By helping to preserve wildlife, protect ecology and promote green causes, you will be helping to enhance societies in ways that many people wouldn’t necessarily recognize and perhaps take for granted anyway.

Conservationists find solutions to problems in a way that enables environmental and economic needs to work together, while sustainability specialists are tasked with finding ways to help businesses lower their carbon footprint, reduce emissions, implement greener technologies and minimize their damage to the environment as much as possible.

Working with the next generation

Helping to shape the lives of the next generation is another way in which you can make an impactful contribution to society.

Working in a childcare setting or as a teacher are the most obvious paths to achieving that ambition, but there are other directions you can take to fulfill such a wish.

Youth workers perform a vital service in local communities. Some youngsters find themselves getting into trouble for a variety of reasons, and there can be few things more rewarding than helping a child or young adult take a happier, more productive route early in their lives.

The function of a youth worker goes far beyond keeping youngsters out of trouble. You will advise them on physical and mental health; provide assistance when it comes to career advice, job or college applications; and ensure that individuals are able to access additional support for their physical or mental health where required.

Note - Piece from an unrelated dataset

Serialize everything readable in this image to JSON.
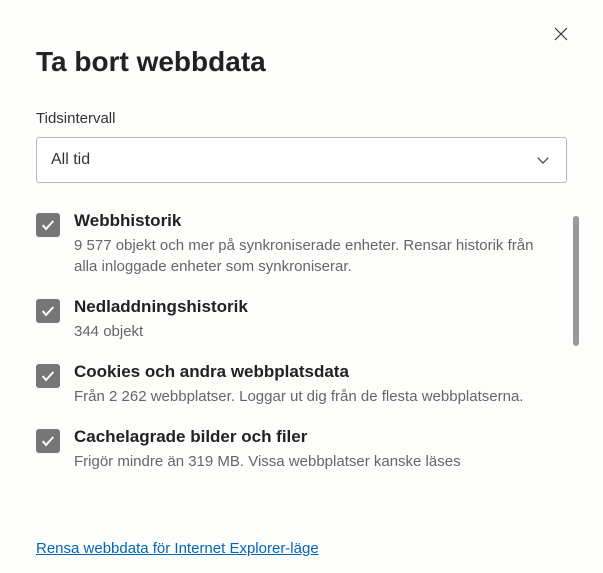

It goes without saying that youth work is often complex and challenging. You may be tasked with working alongside an individual who does not want your help or who continues to find trouble despite your attempts to help keep them on the right path. Some will come from abusive backgrounds or reside in what would euphemistically be called a “broken home”. Some youngsters don’t even have a fixed abode they can call home.

Youth work is, by its very nature, an almighty undertaking, but knowing you are making a tangible difference to a youngster’s life – and perhaps taking them from a road they don’t really want to be going down to a more positive place – is surely as rewarding as a workplace can get.